December, 2014: Breeze Issue #86

A Free Monthly E-Newsletter for Friends of Japan & Teachers of Japanese

2014 J-LEAP Report
by Hitomi Kameyama

North Central High School
Indianapolis, IN

Hello. My name is Hitomi Kameyama. I am currently teaching Japanese with my lead teacher Nakamura-sensei at North Central High School in Indianapolis, Indiana. Indianapolis is the capital of Indiana, located in the midwestern part of the United States. It is a beautiful city with rich cultural heritage, and it is also famous for auto racing.

When I first came to North Central High School, I was overwhelmed with the size of the buildings at school and the number of students, with about 3,400.  However, once I entered the Japanese classroom, I felt like I was back in Japan. There are four levels of Japanese classes; 1st, 2nd, 3rd, and AP(Advanced Placement) with a total of 130 students, and in every class, even with first year students, Nakamura-sensei uses Japanese almost all the time. She also encourages students to use Japanese as much as possible. She is a wonderful teacher who is enthusiastic about teaching and I feel very lucky to be able to work with her. As her assistant teacher, I work to help achieve two important goals.

Our first goal is to improve the communication skills of our students by exposing them to opportunities to experience authentic Japanese language. In order to achieve this goal, Nakamura-sensei and I prepare a variety of activities. For example, we often demonstrate Japanese conversation in natural speed in front of the class, using authentic expressions. Students may not necessarily understand everything, but we encourage them to use language strategies and to guess what we are talking about. Some students get a little frustrated at first, but then they start paying more attention and picking up Japanese words. In addition, at the beginning of each class, students have a chance to share their stories using Japanese as much as they can. I think this helps not only to improve their Japanese language skills but to also create a friendly atmosphere where students feel comfortable and enjoy learning Japanese. Also, Nakamura-sensei emphasizes the importance of Japanese manners, such as greetings and bowing. She teaches students to respect their classmates as well as teachers, which I think is very important.

Our second goal is to help students increase their knowledge of Japanese culture in addition to the language. For example, each first year student researches different cultural topics and gives a presentation on their findings. Through this creative research project, they can gain deep understandings of many aspects of Japanese culture. We also have many fun events where students can experience Japanese culture. Luckily, a JOI coordinator Ms. Chiaki Tokiwa is working in Indianapolis and we are able to collaborate. This semester, she kindly visited our school with local Japanese volunteers and presented Japanese culture to both students in Japanese class as well as those who are not taking Japanese. From their wonderful presentations and activities, the students at our school were able to experience different aspects of Japan including tea ceremony and traditional games.  A number of students commented that they enjoyed those events very much and that they became more inspired to become fluent in Japanese with the goal of going to Japan someday in the near future.

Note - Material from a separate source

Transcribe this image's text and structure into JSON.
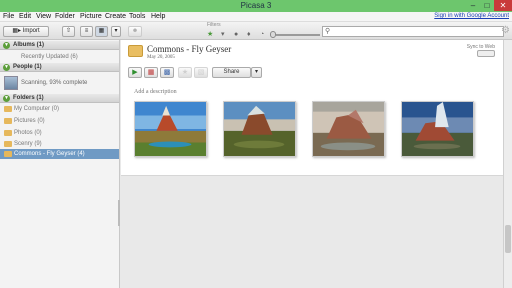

It has been four months since I came here and I have really enjoyed working with great teachers, students, and people in the community. It is hard to believe that the first semester is almost over, but I think Nakamura-sensei and I have been able to work well together to make the most of this great opportunity with the support from J-LEAP supervisors, staff members, school colleagues, people in the community, and the JOI coordinator Ms. Tokiwa. I would like to show my appreciation to all the people who are involved in this wonderful experience, and I look forward to making stronger connections with students as well as people in the community.